There are roughly 7,000,000,000,000,000,000,000,000,000,000 Planck lengths across a human hair
… and roughly 7,000,000,000,000,000,000,000,000,000,000 human hair widths would span the observable universe.
So we are somewhere in the middle.
In 1921 Marianne Moore wrote, in the poem The Grave “it is human nature to stand in the middle of a thing”. Moore goes on to say “but you cannot stand in the middle of this”, referring to the sea. But I sense that we stand in the middle of everything we can conceive.
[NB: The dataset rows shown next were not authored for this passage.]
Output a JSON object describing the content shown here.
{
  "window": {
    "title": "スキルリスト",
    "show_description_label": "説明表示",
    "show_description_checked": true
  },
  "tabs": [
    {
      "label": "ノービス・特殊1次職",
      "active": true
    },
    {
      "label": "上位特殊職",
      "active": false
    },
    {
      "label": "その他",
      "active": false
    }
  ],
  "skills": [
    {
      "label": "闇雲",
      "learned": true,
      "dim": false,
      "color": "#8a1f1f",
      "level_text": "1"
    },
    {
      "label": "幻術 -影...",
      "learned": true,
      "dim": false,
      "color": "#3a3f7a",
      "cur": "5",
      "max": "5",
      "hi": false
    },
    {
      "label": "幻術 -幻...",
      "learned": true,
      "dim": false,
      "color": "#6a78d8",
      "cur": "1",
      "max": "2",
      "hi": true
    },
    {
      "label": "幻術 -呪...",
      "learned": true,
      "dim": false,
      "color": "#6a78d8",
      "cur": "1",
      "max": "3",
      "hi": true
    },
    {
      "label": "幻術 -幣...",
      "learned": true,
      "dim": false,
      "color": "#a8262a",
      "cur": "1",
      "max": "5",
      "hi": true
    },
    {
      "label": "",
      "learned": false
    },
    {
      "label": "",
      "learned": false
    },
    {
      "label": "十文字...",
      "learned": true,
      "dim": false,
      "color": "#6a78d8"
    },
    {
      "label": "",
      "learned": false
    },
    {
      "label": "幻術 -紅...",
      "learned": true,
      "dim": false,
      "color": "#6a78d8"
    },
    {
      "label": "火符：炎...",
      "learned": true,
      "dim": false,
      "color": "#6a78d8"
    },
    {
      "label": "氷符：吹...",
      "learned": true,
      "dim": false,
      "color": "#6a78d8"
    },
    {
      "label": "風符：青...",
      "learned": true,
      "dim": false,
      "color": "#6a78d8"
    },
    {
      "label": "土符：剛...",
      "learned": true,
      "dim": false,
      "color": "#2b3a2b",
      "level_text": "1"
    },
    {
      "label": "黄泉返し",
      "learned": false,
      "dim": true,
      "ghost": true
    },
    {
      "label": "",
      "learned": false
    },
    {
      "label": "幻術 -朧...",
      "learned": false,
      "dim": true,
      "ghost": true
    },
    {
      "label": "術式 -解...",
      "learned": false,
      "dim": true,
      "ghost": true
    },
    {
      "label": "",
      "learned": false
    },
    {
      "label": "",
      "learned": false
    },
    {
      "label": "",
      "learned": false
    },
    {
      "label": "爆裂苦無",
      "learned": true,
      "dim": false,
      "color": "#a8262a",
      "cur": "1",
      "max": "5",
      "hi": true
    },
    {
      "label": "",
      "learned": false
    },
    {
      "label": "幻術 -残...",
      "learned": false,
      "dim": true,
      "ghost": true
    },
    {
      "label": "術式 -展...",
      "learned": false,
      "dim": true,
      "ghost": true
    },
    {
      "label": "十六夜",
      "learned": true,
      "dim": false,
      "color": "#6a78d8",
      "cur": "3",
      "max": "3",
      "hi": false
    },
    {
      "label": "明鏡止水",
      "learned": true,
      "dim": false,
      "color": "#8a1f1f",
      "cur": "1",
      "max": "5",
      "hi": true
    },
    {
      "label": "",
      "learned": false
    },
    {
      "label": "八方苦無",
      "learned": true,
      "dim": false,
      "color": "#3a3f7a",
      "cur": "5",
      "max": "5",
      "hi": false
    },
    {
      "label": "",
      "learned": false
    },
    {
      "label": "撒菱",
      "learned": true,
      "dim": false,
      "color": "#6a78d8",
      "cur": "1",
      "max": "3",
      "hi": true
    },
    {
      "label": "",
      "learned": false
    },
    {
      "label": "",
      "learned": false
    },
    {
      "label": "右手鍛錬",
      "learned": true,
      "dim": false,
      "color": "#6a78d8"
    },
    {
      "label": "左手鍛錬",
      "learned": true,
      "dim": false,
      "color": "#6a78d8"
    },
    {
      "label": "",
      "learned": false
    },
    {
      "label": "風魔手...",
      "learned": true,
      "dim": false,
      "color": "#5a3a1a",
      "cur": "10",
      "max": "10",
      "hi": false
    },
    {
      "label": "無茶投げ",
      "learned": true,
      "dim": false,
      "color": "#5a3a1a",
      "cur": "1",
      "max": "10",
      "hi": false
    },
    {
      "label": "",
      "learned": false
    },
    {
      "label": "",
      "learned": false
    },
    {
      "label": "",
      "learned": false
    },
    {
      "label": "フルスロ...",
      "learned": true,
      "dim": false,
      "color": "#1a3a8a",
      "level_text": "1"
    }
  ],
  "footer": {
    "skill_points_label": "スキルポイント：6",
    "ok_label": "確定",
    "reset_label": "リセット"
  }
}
That despite efforts to take the being out of place, time, and understanding, you can’t take the sentence out of the sentience.
In his critique of Graham Harmon’s Object Oriented Ontology Andrew Cole makes the argument that the theories espoused by Harman do little, if anything either advance or contradict the ideas of Kant (Cole 2015). Cole writes that Kant understood, indeed made clear, that “the problem of relation is exactly the same as the problem of the thing-in-itself: There are relations in the noumenal world, but we cannot think them directly because we have access only to phenomenal relations, the imperfect representations of noumenal relations“. The “weird realism” of Harman “is a point of view about the world—a human point of view that requires the world to be accessible to us and structured in such a way we can think it“. Cole argues that Harman’s ten modes of relation are already correlated in our minds, his thought experiments to think what cannot be thought, to adopt the bridges of allusion, art, language, poetry, mathematics to get us to the objects world we cannot experience directly all rely on the sovereign subject to make the decisions as to what qualifies, and what does not. The modes of Harman’s relations, fission, fusion, allure, sincerity, theory, confrontation are inevitably human centred.
So I wonder whether we are in the middle, always in the middle, and can’t escape?
Cole, Andrew (2015) Those Obscure Objects of Desire: The uses and abuses of object-oriented ontology and speculative realism. https://www.artforum.com/print/201506/the-uses-and-abuses-of-object-oriented-ontology-and-speculative-realism-andrew-cole-52280
Moore, Marianne (1921) A Grave, in Poems (Egoist Press, Adelphi, London, UK)